Not only are digital financial technologies helping customers, but they’re also improving processes for businesses. For example, this has applications for retail banking, insurance, wealth management, and migrating to commercial banking. There has even been a rise in investing and savings apps in recent years, which decentralises the role of banks for financial management.
Bitcoin, a cryptocurrency that uses Blockchain, already has a wealth of opportunities in the world of Fintech. In fact, in a survey, 77% of financial service incumbents were preparing to adopt blockchain into their processes. We expect blockchain ‘public ledger’ will integrate into the Fintech industry long term, with applications for anti-money laundering efforts and creating new financial services.
New financial technologies have been disrupting the typical Fintech business model, as a result there has been a lot of experimentation with how to structure a fintech company. Some speculate that the Fintech industry will soon be a ‘sharing economy‘, and have numerous microservices that are managed concurrently. This decentralised asset ownership tends to utilise information technology such as cloud-based software-as-a-service (SaaS) applications to manage bespoke financial solutions beyond the services of banks.

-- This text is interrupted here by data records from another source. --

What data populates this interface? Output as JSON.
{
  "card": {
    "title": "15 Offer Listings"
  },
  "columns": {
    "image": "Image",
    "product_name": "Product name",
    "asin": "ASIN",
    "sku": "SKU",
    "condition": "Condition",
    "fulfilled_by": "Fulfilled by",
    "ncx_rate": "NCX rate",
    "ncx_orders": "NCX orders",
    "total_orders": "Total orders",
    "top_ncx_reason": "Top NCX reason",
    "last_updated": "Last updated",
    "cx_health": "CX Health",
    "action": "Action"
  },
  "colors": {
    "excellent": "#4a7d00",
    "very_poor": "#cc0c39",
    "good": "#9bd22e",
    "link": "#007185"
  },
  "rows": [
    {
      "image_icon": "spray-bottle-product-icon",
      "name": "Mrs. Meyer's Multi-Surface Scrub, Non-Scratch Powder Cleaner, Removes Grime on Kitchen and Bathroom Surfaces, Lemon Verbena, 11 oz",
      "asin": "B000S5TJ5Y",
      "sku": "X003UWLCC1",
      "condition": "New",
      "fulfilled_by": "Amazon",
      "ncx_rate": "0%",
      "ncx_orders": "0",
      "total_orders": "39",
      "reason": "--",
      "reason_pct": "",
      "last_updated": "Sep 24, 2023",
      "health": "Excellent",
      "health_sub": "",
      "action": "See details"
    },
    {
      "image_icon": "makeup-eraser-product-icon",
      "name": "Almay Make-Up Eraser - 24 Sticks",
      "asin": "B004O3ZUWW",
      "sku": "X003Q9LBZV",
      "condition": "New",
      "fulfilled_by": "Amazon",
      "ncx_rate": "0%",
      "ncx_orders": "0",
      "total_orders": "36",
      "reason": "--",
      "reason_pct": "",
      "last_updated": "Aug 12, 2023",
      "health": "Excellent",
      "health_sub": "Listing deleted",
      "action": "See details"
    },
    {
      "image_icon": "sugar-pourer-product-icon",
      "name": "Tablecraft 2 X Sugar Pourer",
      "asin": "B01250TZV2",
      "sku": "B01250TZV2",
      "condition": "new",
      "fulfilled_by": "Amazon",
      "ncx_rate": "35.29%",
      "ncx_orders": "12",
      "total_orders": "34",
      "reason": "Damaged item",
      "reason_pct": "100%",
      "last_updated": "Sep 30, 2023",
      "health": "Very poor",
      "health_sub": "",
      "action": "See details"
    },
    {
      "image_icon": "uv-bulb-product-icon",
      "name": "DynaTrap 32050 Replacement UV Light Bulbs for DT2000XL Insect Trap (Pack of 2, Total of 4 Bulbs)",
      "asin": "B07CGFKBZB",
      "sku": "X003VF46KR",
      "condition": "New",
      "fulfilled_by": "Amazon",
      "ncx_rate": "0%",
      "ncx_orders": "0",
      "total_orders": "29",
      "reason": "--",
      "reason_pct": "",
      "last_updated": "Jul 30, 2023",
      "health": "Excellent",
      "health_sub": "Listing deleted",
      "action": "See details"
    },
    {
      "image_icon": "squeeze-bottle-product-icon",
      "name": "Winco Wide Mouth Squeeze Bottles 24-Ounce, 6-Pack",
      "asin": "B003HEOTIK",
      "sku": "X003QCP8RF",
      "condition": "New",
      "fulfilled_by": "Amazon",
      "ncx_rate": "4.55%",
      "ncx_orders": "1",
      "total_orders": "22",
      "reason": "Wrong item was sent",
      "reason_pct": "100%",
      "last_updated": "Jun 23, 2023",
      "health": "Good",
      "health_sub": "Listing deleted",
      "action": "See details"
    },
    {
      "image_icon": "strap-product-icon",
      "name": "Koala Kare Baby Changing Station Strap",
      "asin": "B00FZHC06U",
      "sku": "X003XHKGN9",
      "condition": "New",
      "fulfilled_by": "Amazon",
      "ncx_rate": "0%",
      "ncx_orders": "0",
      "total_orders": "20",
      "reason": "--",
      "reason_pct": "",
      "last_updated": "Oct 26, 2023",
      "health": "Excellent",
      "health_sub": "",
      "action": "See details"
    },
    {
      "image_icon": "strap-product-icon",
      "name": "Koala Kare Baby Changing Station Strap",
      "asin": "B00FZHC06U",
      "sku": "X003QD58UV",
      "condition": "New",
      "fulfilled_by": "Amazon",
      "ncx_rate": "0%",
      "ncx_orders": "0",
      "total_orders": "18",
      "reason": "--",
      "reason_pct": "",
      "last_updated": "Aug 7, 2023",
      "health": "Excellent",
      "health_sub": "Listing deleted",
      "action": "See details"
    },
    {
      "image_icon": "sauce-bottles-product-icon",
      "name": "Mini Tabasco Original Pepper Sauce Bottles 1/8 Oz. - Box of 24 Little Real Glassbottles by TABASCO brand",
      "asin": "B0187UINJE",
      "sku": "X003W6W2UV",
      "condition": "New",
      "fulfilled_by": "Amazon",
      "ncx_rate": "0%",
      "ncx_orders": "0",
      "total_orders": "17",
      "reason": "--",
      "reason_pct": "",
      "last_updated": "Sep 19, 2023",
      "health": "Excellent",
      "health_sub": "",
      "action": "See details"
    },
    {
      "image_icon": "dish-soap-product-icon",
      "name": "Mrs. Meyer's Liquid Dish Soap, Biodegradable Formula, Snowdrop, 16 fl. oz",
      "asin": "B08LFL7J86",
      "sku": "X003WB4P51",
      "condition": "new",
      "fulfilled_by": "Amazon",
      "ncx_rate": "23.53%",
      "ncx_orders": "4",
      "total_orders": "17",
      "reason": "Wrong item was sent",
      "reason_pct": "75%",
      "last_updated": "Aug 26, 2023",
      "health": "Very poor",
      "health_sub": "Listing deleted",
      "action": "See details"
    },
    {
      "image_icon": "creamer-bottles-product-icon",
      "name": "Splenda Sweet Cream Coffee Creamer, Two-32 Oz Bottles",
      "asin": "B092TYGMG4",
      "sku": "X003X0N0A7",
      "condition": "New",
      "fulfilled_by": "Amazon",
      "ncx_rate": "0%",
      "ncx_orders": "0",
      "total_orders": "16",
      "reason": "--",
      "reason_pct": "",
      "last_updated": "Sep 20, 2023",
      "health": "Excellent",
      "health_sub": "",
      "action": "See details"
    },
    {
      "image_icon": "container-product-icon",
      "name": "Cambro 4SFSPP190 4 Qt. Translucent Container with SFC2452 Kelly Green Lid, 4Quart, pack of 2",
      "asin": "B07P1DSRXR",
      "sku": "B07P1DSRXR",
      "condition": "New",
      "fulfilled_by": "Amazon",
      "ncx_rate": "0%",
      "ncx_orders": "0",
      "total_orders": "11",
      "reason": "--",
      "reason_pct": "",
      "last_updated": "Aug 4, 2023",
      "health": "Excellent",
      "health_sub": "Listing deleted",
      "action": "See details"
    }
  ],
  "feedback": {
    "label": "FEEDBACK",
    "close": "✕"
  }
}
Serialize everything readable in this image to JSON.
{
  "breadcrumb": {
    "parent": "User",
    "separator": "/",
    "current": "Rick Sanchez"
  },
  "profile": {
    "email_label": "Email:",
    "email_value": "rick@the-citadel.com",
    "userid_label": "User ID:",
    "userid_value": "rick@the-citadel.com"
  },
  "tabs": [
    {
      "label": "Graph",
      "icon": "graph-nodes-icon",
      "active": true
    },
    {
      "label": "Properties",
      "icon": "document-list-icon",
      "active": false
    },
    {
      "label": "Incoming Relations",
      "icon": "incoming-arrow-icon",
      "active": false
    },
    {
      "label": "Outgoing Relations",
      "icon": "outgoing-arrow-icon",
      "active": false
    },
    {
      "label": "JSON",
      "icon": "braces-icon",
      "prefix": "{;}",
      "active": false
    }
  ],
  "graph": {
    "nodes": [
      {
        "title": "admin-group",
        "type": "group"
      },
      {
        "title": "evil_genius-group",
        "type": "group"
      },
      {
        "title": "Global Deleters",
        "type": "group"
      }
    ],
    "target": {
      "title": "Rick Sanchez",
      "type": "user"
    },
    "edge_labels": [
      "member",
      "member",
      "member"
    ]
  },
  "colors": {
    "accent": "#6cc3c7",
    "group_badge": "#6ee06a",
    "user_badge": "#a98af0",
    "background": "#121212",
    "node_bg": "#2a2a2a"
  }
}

Enhancing transaction accuracy for smarter and faster responses with machine-accessible data, machine learning, big data and AI is the main initiatives for algorithmic trading. This shift from Internet finance to data finance is a key trend in recent years, and AI has been named the “future of financial data computation”.
AI in the context of financial technologies focuses on deep learning, intelligent analysis, and intelligent decision-making. This has a range of applications, according to Narrative Science, AI adoption grew by 60% in 2017. Many financial service providers have utilised AI technologies such as;
This is because AI has the ability to run large amounts of data through algorithms designed to spot trends and risks, so financial technologies are able to adapt this for a multitude of applications.
With innovations in AI and machine learning, blockchain, cryptography, and quantum computing, also come a lot of potential fraud risks. Strengthening data security policies needs to be a primary concern for Fintech, and due to a rise in new technologies we have also seen a rise in regulation. Regulatory technology has been an answer to this, named ‘RegTech’ which aims to help companies navigate regulatory complexities. 88% of UK companies suffered a data breach between 2019-2020. With the use of third party vendors, rapidly evolving financial technologies, cross-border data exchanges, and increased mobile technologies, cybercrime is a growing problem. Intelligent solutions that securely store and manage payments is the future of Fintech, and its applications.
Fintech aims to streamline the segmented structure and core financial technologies used in the industry to ensure a secure, competitive, and user-friendly financial services. Imburse offers bespoke payment solutions for your business. To help manage your payments in an innovative, complaint, and safer way, get in touch with our team today.